### Exercise description
Check every line below for the string "text", and copy the lines that contain it.
====================
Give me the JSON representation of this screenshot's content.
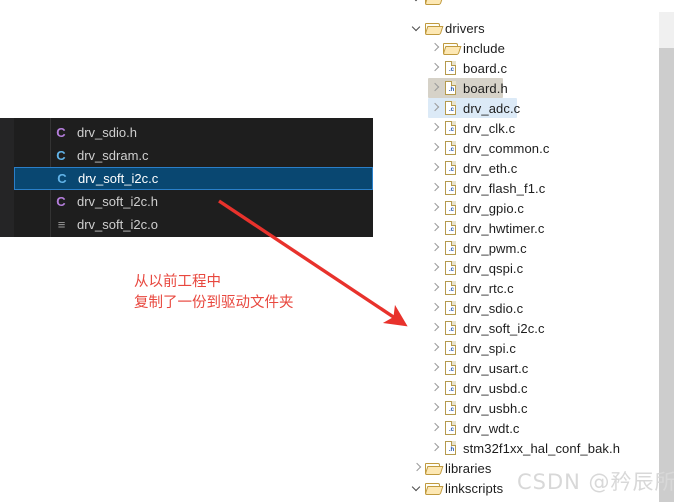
{
  "tree": {
    "partial_top_row": {
      "label": "",
      "icon": "folder-open-icon"
    },
    "rows": [
      {
        "label": "drivers",
        "type": "folder",
        "state": "expanded",
        "indent": 1,
        "highlight": "none"
      },
      {
        "label": "include",
        "type": "folder",
        "state": "collapsed",
        "indent": 2,
        "highlight": "none"
      },
      {
        "label": "board.c",
        "type": "file",
        "ext": ".c",
        "state": "collapsed",
        "indent": 2,
        "highlight": "none"
      },
      {
        "label": "board.h",
        "type": "file",
        "ext": ".h",
        "state": "collapsed",
        "indent": 2,
        "highlight": "gray"
      },
      {
        "label": "drv_adc.c",
        "type": "file",
        "ext": ".c",
        "state": "collapsed",
        "indent": 2,
        "highlight": "blue"
      },
      {
        "label": "drv_clk.c",
        "type": "file",
        "ext": ".c",
        "state": "collapsed",
        "indent": 2,
        "highlight": "none"
      },
      {
        "label": "drv_common.c",
        "type": "file",
        "ext": ".c",
        "state": "collapsed",
        "indent": 2,
        "highlight": "none"
      },
      {
        "label": "drv_eth.c",
        "type": "file",
        "ext": ".c",
        "state": "collapsed",
        "indent": 2,
        "highlight": "none"
      },
      {
        "label": "drv_flash_f1.c",
        "type": "file",
        "ext": ".c",
        "state": "collapsed",
        "indent": 2,
        "highlight": "none"
      },
      {
        "label": "drv_gpio.c",
        "type": "file",
        "ext": ".c",
        "state": "collapsed",
        "indent": 2,
        "highlight": "none"
      },
      {
        "label": "drv_hwtimer.c",
        "type": "file",
        "ext": ".c",
        "state": "collapsed",
        "indent": 2,
        "highlight": "none"
      },
      {
        "label": "drv_pwm.c",
        "type": "file",
        "ext": ".c",
        "state": "collapsed",
        "indent": 2,
        "highlight": "none"
      },
      {
        "label": "drv_qspi.c",
        "type": "file",
        "ext": ".c",
        "state": "collapsed",
        "indent": 2,
        "highlight": "none"
      },
      {
        "label": "drv_rtc.c",
        "type": "file",
        "ext": ".c",
        "state": "collapsed",
        "indent": 2,
        "highlight": "none"
      },
      {
        "label": "drv_sdio.c",
        "type": "file",
        "ext": ".c",
        "state": "collapsed",
        "indent": 2,
        "highlight": "none"
      },
      {
        "label": "drv_soft_i2c.c",
        "type": "file",
        "ext": ".c",
        "state": "collapsed",
        "indent": 2,
        "highlight": "none"
      },
      {
        "label": "drv_spi.c",
        "type": "file",
        "ext": ".c",
        "state": "collapsed",
        "indent": 2,
        "highlight": "none"
      },
      {
        "label": "drv_usart.c",
        "type": "file",
        "ext": ".c",
        "state": "collapsed",
        "indent": 2,
        "highlight": "none"
      },
      {
        "label": "drv_usbd.c",
        "type": "file",
        "ext": ".c",
        "state": "collapsed",
        "indent": 2,
        "highlight": "none"
      },
      {
        "label": "drv_usbh.c",
        "type": "file",
        "ext": ".c",
        "state": "collapsed",
        "indent": 2,
        "highlight": "none"
      },
      {
        "label": "drv_wdt.c",
        "type": "file",
        "ext": ".c",
        "state": "collapsed",
        "indent": 2,
        "highlight": "none"
      },
      {
        "label": "stm32f1xx_hal_conf_bak.h",
        "type": "file",
        "ext": ".h",
        "state": "collapsed",
        "indent": 2,
        "highlight": "none"
      },
      {
        "label": "libraries",
        "type": "folder",
        "state": "collapsed",
        "indent": 1,
        "highlight": "none"
      },
      {
        "label": "linkscripts",
        "type": "folder",
        "state": "expanded",
        "indent": 1,
        "highlight": "none"
      }
    ],
    "highlight_box_target": "drv_soft_i2c.c",
    "highlight_box_color": "#e8191e"
  },
  "dark_panel": {
    "rows": [
      {
        "label": "drv_sdio.h",
        "icon": "c-file-icon",
        "icon_glyph": "C",
        "icon_color": "#b57edc",
        "selected": false
      },
      {
        "label": "drv_sdram.c",
        "icon": "c-file-icon",
        "icon_glyph": "C",
        "icon_color": "#61b3e8",
        "selected": false
      },
      {
        "label": "drv_soft_i2c.c",
        "icon": "c-file-icon",
        "icon_glyph": "C",
        "icon_color": "#61b3e8",
        "selected": true
      },
      {
        "label": "drv_soft_i2c.h",
        "icon": "c-file-icon",
        "icon_glyph": "C",
        "icon_color": "#b57edc",
        "selected": false
      },
      {
        "label": "drv_soft_i2c.o",
        "icon": "object-file-icon",
        "icon_glyph": "≡",
        "icon_color": "#9a9a9a",
        "selected": false
      }
    ],
    "selection_color": "#094771",
    "background_color": "#1e1e1e"
  },
  "annotation": {
    "text": "从以前工程中\n复制了一份到驱动文件夹",
    "color": "#e8483f",
    "arrow_color": "#e8322c"
  },
  "watermark": {
    "text": "CSDN @矜辰所致"
  }
}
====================
### Task answer
    "text": "从以前工程中\n复制了一份到驱动文件夹",
    "text": "CSDN @矜辰所致"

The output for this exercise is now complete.